Would you go through the records below and copy each line with the string "JSON"?

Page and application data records
+ + + +

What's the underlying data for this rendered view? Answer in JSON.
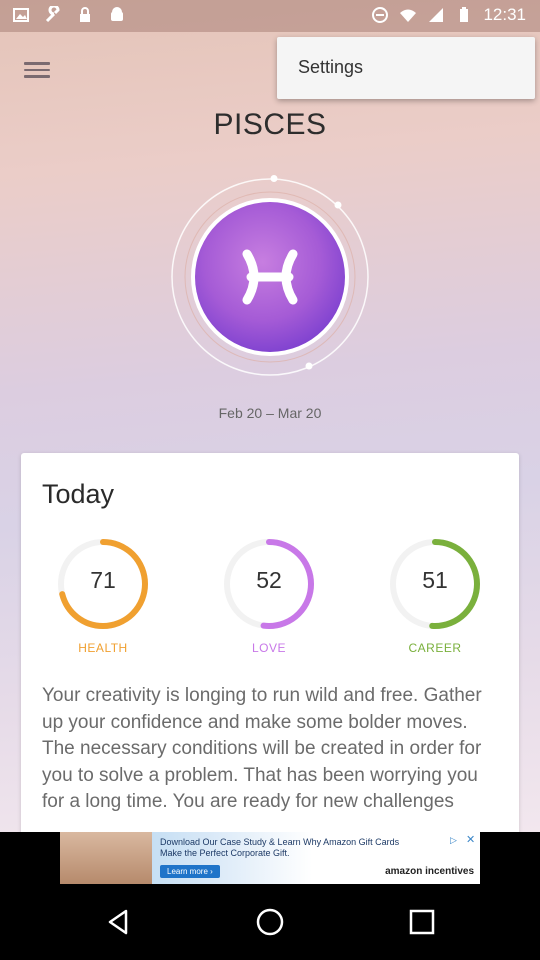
{
  "status_bar": {
    "time": "12:31",
    "left_icons": [
      "image-icon",
      "wrench-icon",
      "lock-icon",
      "android-icon"
    ],
    "right_icons": [
      "dnd-icon",
      "wifi-icon",
      "signal-icon",
      "battery-icon"
    ]
  },
  "header": {
    "menu_icon": "hamburger-icon",
    "title": "PISCES"
  },
  "overflow_menu": {
    "items": [
      {
        "label": "Settings"
      }
    ]
  },
  "sign": {
    "symbol": "♓",
    "date_range": "Feb 20 – Mar 20",
    "colors": {
      "inner": "#b257d8",
      "outer": "#7a3fcf"
    }
  },
  "today_card": {
    "heading": "Today",
    "stats": [
      {
        "label": "HEALTH",
        "value": "71",
        "fraction": 0.71,
        "color": "#f0a030"
      },
      {
        "label": "LOVE",
        "value": "52",
        "fraction": 0.52,
        "color": "#c878e8"
      },
      {
        "label": "CAREER",
        "value": "51",
        "fraction": 0.51,
        "color": "#7ab03c"
      }
    ],
    "description": "Your creativity is longing to run wild and free. Gather up your confidence and make some bolder moves. The necessary conditions will be created in order for you to solve a problem. That has been worrying you for a long time. You are ready for new challenges"
  },
  "ad_banner": {
    "text": "Download Our Case Study & Learn Why Amazon Gift Cards Make the Perfect Corporate Gift.",
    "button": "Learn more ›",
    "brand": "amazon incentives"
  },
  "nav_bar": {
    "buttons": [
      "back-icon",
      "home-icon",
      "recents-icon"
    ]
  }
}
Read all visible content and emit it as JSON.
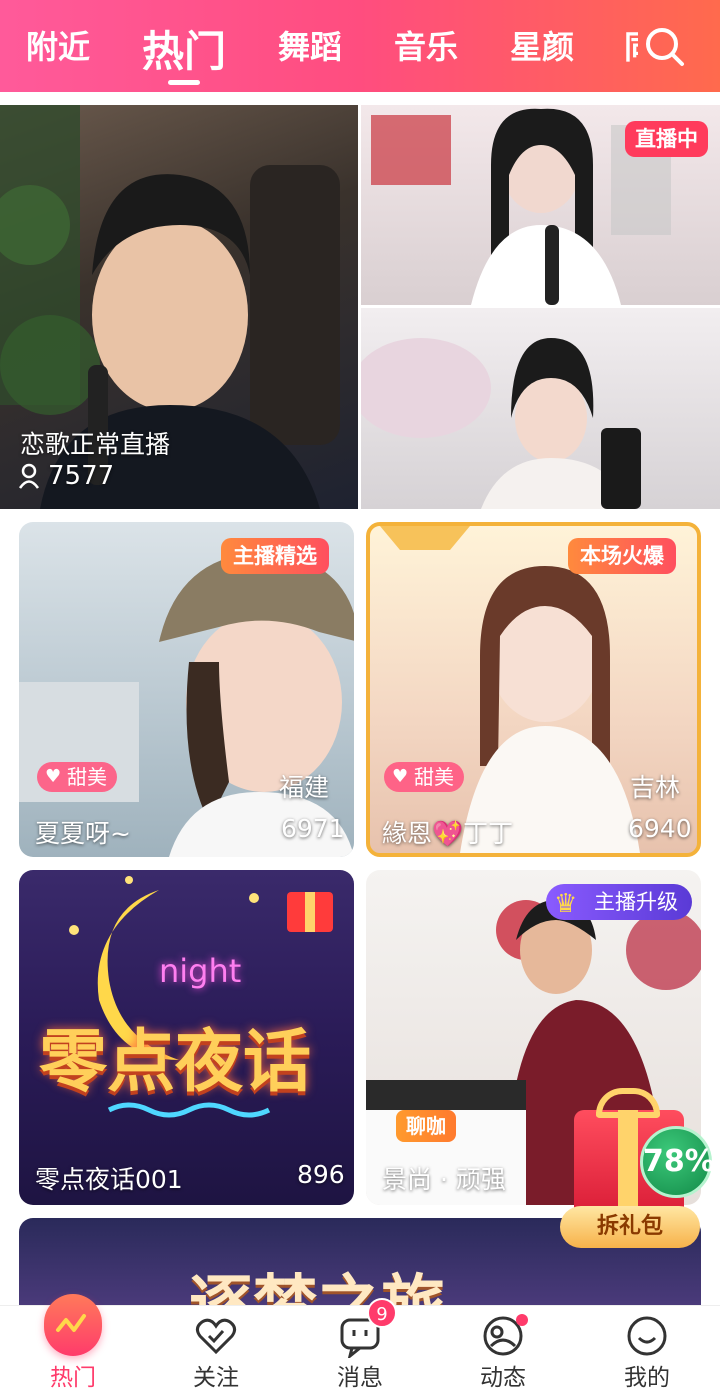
{
  "tabs": [
    {
      "label": "附近",
      "active": false
    },
    {
      "label": "热门",
      "active": true
    },
    {
      "label": "舞蹈",
      "active": false
    },
    {
      "label": "音乐",
      "active": false
    },
    {
      "label": "星颜",
      "active": false
    }
  ],
  "tab_partial": "同",
  "cards": {
    "featured": {
      "title": "恋歌正常直播",
      "viewers": "7577"
    },
    "top_right": {
      "badge": "直播中"
    },
    "card1": {
      "badge": "主播精选",
      "tag": "甜美",
      "location": "福建",
      "name": "夏夏呀~",
      "count": "6971"
    },
    "card2": {
      "badge": "本场火爆",
      "tag": "甜美",
      "location": "吉林",
      "name": "緣恩💖丁丁",
      "count": "6940"
    },
    "card3": {
      "poster_sub": "night",
      "poster_title": "零点夜话",
      "name": "零点夜话001",
      "count": "896"
    },
    "card4": {
      "badge": "主播升级",
      "tag": "聊咖",
      "name": "景尚 · 顽强"
    },
    "banner": {
      "text": "逐梦之旅"
    }
  },
  "gift": {
    "percent": "78%",
    "button": "拆礼包"
  },
  "bottom_nav": [
    {
      "label": "热门",
      "icon": "flame-icon",
      "active": true
    },
    {
      "label": "关注",
      "icon": "heart-check-icon"
    },
    {
      "label": "消息",
      "icon": "message-icon",
      "badge": "9"
    },
    {
      "label": "动态",
      "icon": "moments-icon",
      "dot": true
    },
    {
      "label": "我的",
      "icon": "smile-icon"
    }
  ],
  "colors": {
    "accent": "#ff4d7f",
    "gradient_end": "#ff6a4d",
    "live_badge": "#ff3b5c",
    "gift_green": "#1fa85c"
  }
}
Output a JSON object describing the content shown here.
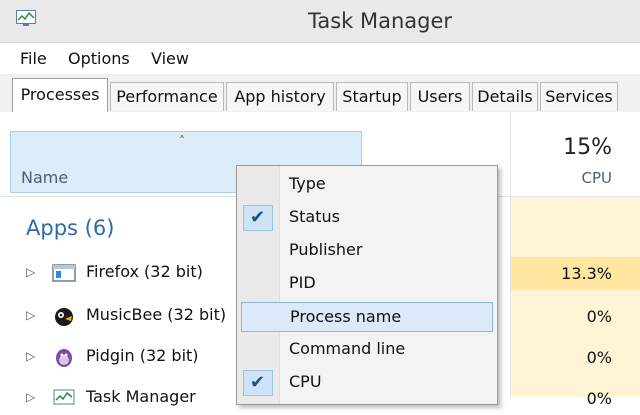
{
  "window": {
    "title": "Task Manager",
    "app_icon": "task-manager-icon"
  },
  "menu": [
    "File",
    "Options",
    "View"
  ],
  "tabs": [
    {
      "label": "Processes",
      "active": true
    },
    {
      "label": "Performance"
    },
    {
      "label": "App history"
    },
    {
      "label": "Startup"
    },
    {
      "label": "Users"
    },
    {
      "label": "Details"
    },
    {
      "label": "Services"
    }
  ],
  "columns": {
    "name": {
      "label": "Name",
      "sort_indicator": "˄"
    },
    "cpu": {
      "label": "CPU",
      "total": "15%"
    }
  },
  "groups": {
    "apps": "Apps (6)"
  },
  "processes": [
    {
      "name": "Firefox (32 bit)",
      "cpu": "13.3%",
      "icon": "firefox-icon"
    },
    {
      "name": "MusicBee (32 bit)",
      "cpu": "0%",
      "icon": "musicbee-icon"
    },
    {
      "name": "Pidgin (32 bit)",
      "cpu": "0%",
      "icon": "pidgin-icon"
    },
    {
      "name": "Task Manager",
      "cpu": "0%",
      "icon": "task-manager-icon"
    }
  ],
  "context_menu": [
    {
      "label": "Type",
      "checked": false
    },
    {
      "label": "Status",
      "checked": true
    },
    {
      "label": "Publisher",
      "checked": false
    },
    {
      "label": "PID",
      "checked": false
    },
    {
      "label": "Process name",
      "checked": false,
      "highlighted": true
    },
    {
      "label": "Command line",
      "checked": false
    },
    {
      "label": "CPU",
      "checked": true
    }
  ],
  "colors": {
    "cpu_heat_high": "#ffe7a2",
    "cpu_heat_low": "#fff5d6",
    "selection": "#dcecf9",
    "group_text": "#2d6aa8"
  }
}
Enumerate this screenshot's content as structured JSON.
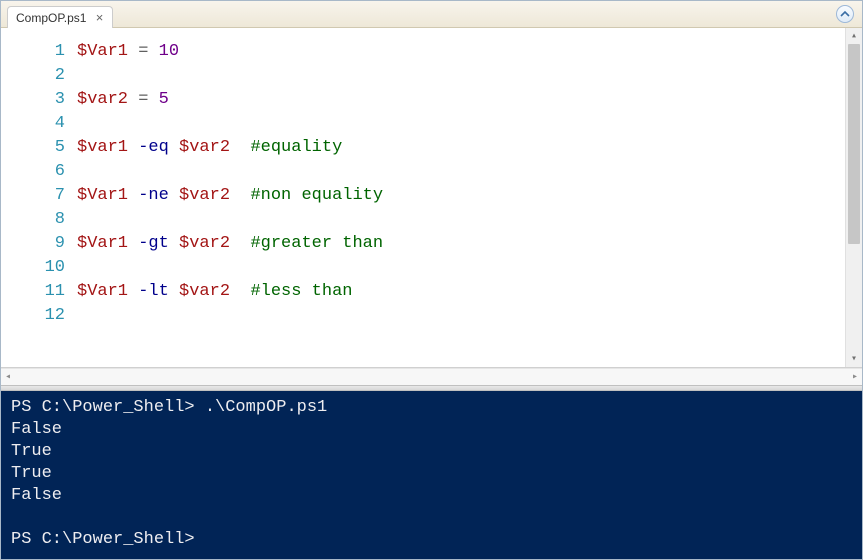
{
  "tab": {
    "title": "CompOP.ps1"
  },
  "editor": {
    "line_numbers": [
      "1",
      "2",
      "3",
      "4",
      "5",
      "6",
      "7",
      "8",
      "9",
      "10",
      "11",
      "12"
    ],
    "lines": [
      [
        {
          "cls": "tok-var",
          "t": "$Var1"
        },
        {
          "cls": "",
          "t": " "
        },
        {
          "cls": "tok-op",
          "t": "="
        },
        {
          "cls": "",
          "t": " "
        },
        {
          "cls": "tok-num",
          "t": "10"
        }
      ],
      [],
      [
        {
          "cls": "tok-var",
          "t": "$var2"
        },
        {
          "cls": "",
          "t": " "
        },
        {
          "cls": "tok-op",
          "t": "="
        },
        {
          "cls": "",
          "t": " "
        },
        {
          "cls": "tok-num",
          "t": "5"
        }
      ],
      [],
      [
        {
          "cls": "tok-var",
          "t": "$var1"
        },
        {
          "cls": "",
          "t": " "
        },
        {
          "cls": "tok-param",
          "t": "-eq"
        },
        {
          "cls": "",
          "t": " "
        },
        {
          "cls": "tok-var",
          "t": "$var2"
        },
        {
          "cls": "",
          "t": "  "
        },
        {
          "cls": "tok-comment",
          "t": "#equality"
        }
      ],
      [],
      [
        {
          "cls": "tok-var",
          "t": "$Var1"
        },
        {
          "cls": "",
          "t": " "
        },
        {
          "cls": "tok-param",
          "t": "-ne"
        },
        {
          "cls": "",
          "t": " "
        },
        {
          "cls": "tok-var",
          "t": "$var2"
        },
        {
          "cls": "",
          "t": "  "
        },
        {
          "cls": "tok-comment",
          "t": "#non equality"
        }
      ],
      [],
      [
        {
          "cls": "tok-var",
          "t": "$Var1"
        },
        {
          "cls": "",
          "t": " "
        },
        {
          "cls": "tok-param",
          "t": "-gt"
        },
        {
          "cls": "",
          "t": " "
        },
        {
          "cls": "tok-var",
          "t": "$var2"
        },
        {
          "cls": "",
          "t": "  "
        },
        {
          "cls": "tok-comment",
          "t": "#greater than"
        }
      ],
      [],
      [
        {
          "cls": "tok-var",
          "t": "$Var1"
        },
        {
          "cls": "",
          "t": " "
        },
        {
          "cls": "tok-param",
          "t": "-lt"
        },
        {
          "cls": "",
          "t": " "
        },
        {
          "cls": "tok-var",
          "t": "$var2"
        },
        {
          "cls": "",
          "t": "  "
        },
        {
          "cls": "tok-comment",
          "t": "#less than"
        }
      ],
      []
    ]
  },
  "terminal": {
    "lines": [
      "PS C:\\Power_Shell> .\\CompOP.ps1",
      "False",
      "True",
      "True",
      "False",
      "",
      "PS C:\\Power_Shell> "
    ]
  }
}
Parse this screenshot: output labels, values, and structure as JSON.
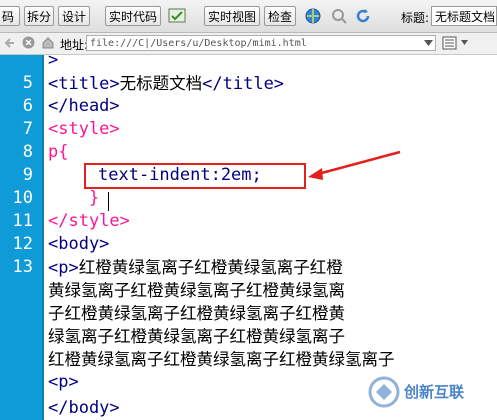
{
  "toolbar": {
    "code_view": "码",
    "split_view": "拆分",
    "design_view": "设计",
    "live_code": "实时代码",
    "live_view": "实时视图",
    "inspect": "检查",
    "title_label": "标题:",
    "title_value": "无标题文档"
  },
  "address": {
    "label": "地址:",
    "value": "file:///C|/Users/u/Desktop/mimi.html"
  },
  "editor": {
    "line_numbers": [
      "5",
      "6",
      "7",
      "8",
      "9",
      "10",
      "11",
      "12",
      "13"
    ],
    "lines": {
      "l4_partial": ">",
      "l5_open": "<title>",
      "l5_text": "无标题文档",
      "l5_close": "</title>",
      "l6": "</head>",
      "l7": "<style>",
      "l8": "p{",
      "l9": "text-indent:2em;",
      "l10": "}",
      "l11": "</style>",
      "l12": "<body>",
      "l13_tag": "<p>",
      "l13_text": "红橙黄绿氢离子红橙黄绿氢离子红橙",
      "wrap1": "黄绿氢离子红橙黄绿氢离子红橙黄绿氢离",
      "wrap2": "子红橙黄绿氢离子红橙黄绿氢离子红橙黄",
      "wrap3": "绿氢离子红橙黄绿氢离子红橙黄绿氢离子",
      "wrap4": "红橙黄绿氢离子红橙黄绿氢离子红橙黄绿氢离子",
      "l14": "<p>",
      "l15_partial": "</body>"
    }
  },
  "watermark": {
    "brand": "创新互联"
  },
  "colors": {
    "gutter": "#0f9bd7",
    "tag": "#000080",
    "style_tag": "#ff1493",
    "highlight": "#e2201c"
  }
}
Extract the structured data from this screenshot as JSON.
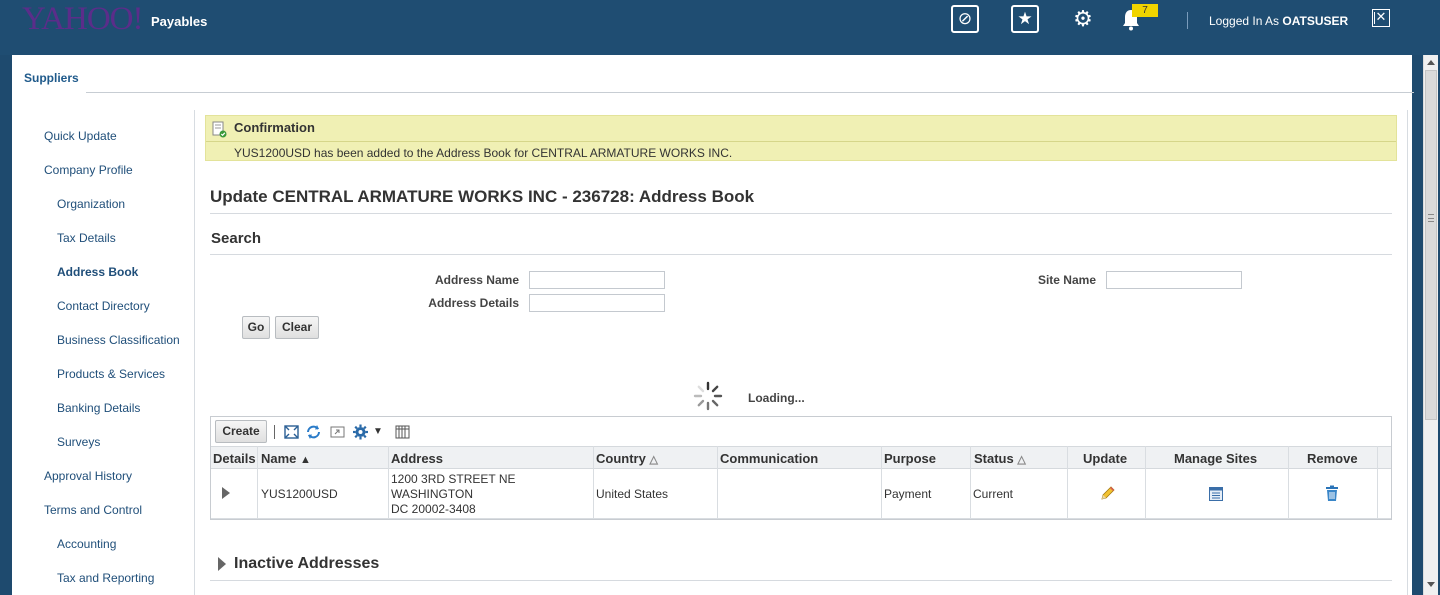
{
  "header": {
    "brand": "YAHOO!",
    "app_title": "Payables",
    "notifications_count": "7",
    "logged_in_prefix": "Logged In As",
    "user": "OATSUSER"
  },
  "tabs": {
    "suppliers": "Suppliers"
  },
  "nav": {
    "items": [
      {
        "label": "Quick Update"
      },
      {
        "label": "Company Profile"
      },
      {
        "label": "Organization"
      },
      {
        "label": "Tax Details"
      },
      {
        "label": "Address Book"
      },
      {
        "label": "Contact Directory"
      },
      {
        "label": "Business Classification"
      },
      {
        "label": "Products & Services"
      },
      {
        "label": "Banking Details"
      },
      {
        "label": "Surveys"
      },
      {
        "label": "Approval History"
      },
      {
        "label": "Terms and Control"
      },
      {
        "label": "Accounting"
      },
      {
        "label": "Tax and Reporting"
      }
    ],
    "active": "Address Book"
  },
  "confirmation": {
    "title": "Confirmation",
    "message": "YUS1200USD has been added to the Address Book for CENTRAL ARMATURE WORKS INC."
  },
  "page_title": "Update CENTRAL ARMATURE WORKS INC - 236728: Address Book",
  "search": {
    "heading": "Search",
    "address_name_label": "Address Name",
    "address_name_value": "",
    "address_details_label": "Address Details",
    "address_details_value": "",
    "site_name_label": "Site Name",
    "site_name_value": "",
    "go_label": "Go",
    "clear_label": "Clear"
  },
  "loading_text": "Loading...",
  "toolbar": {
    "create_label": "Create"
  },
  "table": {
    "headers": {
      "details": "Details",
      "name": "Name",
      "address": "Address",
      "country": "Country",
      "communication": "Communication",
      "purpose": "Purpose",
      "status": "Status",
      "update": "Update",
      "manage_sites": "Manage Sites",
      "remove": "Remove"
    },
    "rows": [
      {
        "name": "YUS1200USD",
        "address_line1": "1200 3RD STREET NE",
        "address_line2": "WASHINGTON",
        "address_line3": "DC 20002-3408",
        "country": "United States",
        "communication": "",
        "purpose": "Payment",
        "status": "Current"
      }
    ]
  },
  "inactive_heading": "Inactive Addresses"
}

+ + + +

## OUTPUT OF THE TASK
What's the underlying data for this rendered view? Answer in JSON.
Read all visible content and emit it as JSON.
Output a JSON object describing the content shown here.
Enumerate this screenshot's content as structured JSON.
Parse this screenshot: output labels, values, and structure as JSON.
Extract the structured data from this screenshot as JSON.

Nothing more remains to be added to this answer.